I wanted to take a brief moment to add a tidbit to the review. I took a gamble and listened to the “writer’s cut’ version of the audiobook, which was an added treat for an audio addict like myself. Where fans of Berry’s books are used to his closing chapter, when truth and fiction are revealed, in the writer’s cut Berry narrated some facts and tidbits at the end of a number of the chapter; little crumbs that the reader may not otherwise know, which brings the story to life on yet another level. Berry’s narrative, offset by Scott Brick’s wonderful reading, made this book even more of a treat.

Kudos, Mr Berry for this wonderful novel, which made me think even more, as I have recently been reading William Martin’s Peter Fallon novels.

Killing Cupid by Louise Voss and Mark Edwards

Four stars (of five)

Voss and Edwards tap into both the light and dark sides of love in his joint venture. Alex Parkinson finds himself fancying his creative writing teacher, Siobhan McGowan. Author of a single bestseller, Siobhan is trying to pass along her gift to a collection of curious adults, budding in the profession. Alex uses some of his abilities to commence a stalking campaign, leaving graphic messages on her doorstep and wilted flowers,but soon turning to a hardcore obsession, making purchases with Siobhan’s own credit card. A rival love interest crosses Siobhan’s path, leaving Alex to take drastic actions to ensure his love is the only option Siobhan considers. In a moment of instability, Alex professes his obsession to Siobhan, who rebuffs him and takes the defensive approach. Alex concentrates his interests elsewhere after realising that his obsession in one-sided. However, that is where the story takes a curious turn and the reader muct brace themselves for what lies ahead. With Alex no longer stalking Siobhan, she begins to resent his lack of interest in her and does all she can to cause him grief. Filled with wonderful prose, told in a unique double journal narrative, readers will surely see that the Voss-Edwards connection is bound for success.

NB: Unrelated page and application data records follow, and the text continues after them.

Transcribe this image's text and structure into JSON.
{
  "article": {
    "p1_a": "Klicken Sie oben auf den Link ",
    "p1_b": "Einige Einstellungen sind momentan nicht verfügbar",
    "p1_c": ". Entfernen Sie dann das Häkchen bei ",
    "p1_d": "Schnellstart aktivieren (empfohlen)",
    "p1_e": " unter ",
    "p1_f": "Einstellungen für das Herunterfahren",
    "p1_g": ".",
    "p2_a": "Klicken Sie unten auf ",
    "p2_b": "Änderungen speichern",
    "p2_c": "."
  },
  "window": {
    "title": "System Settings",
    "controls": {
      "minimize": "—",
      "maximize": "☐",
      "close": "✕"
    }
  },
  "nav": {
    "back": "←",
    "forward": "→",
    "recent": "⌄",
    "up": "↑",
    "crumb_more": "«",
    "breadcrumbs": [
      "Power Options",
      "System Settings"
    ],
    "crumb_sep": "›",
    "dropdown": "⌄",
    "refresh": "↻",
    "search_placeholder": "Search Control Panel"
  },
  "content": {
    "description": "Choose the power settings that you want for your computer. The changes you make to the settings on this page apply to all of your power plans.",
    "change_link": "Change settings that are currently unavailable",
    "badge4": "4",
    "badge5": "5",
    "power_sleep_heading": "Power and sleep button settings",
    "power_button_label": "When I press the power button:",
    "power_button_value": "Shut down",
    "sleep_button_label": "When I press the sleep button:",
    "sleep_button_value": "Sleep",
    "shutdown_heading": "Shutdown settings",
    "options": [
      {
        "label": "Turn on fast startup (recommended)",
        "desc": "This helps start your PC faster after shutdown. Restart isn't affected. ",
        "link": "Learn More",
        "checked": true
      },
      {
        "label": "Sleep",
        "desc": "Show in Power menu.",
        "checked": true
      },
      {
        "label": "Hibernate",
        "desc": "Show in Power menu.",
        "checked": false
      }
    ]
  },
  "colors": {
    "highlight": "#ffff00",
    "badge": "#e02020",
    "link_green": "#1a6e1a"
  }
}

As Voss and Edwards clearly illustrate, love can be as horrible as it can be lovely. This novel depicts the growth and withering of two characters, as their lives intertwine through an obsession. Using journal entries to tell the story, Alex and Siobhan offer their personal insights into events that overlap but also diverge a great deal. Voss and Edwards offer less the spine-chilling side of obsession, but do not shy away from the horrors of jealousy and infatuation. Should this be the reader’s first foray into the joint writing of Voss and Edwards, it will likely not be their last. Both authors bring much ability into this project and keep their readers hooked until the final page. And, as usually, the story ends with an open cliffhanger, as though the reader were handed the pen to complete the story.

Kudos, Madam Voss and Mr. Edwards for this masterful piece. I can only hope you have more of these types of stories up your sleeves. Love can make for the ultimate tales of thrills and spills, with the proper spin.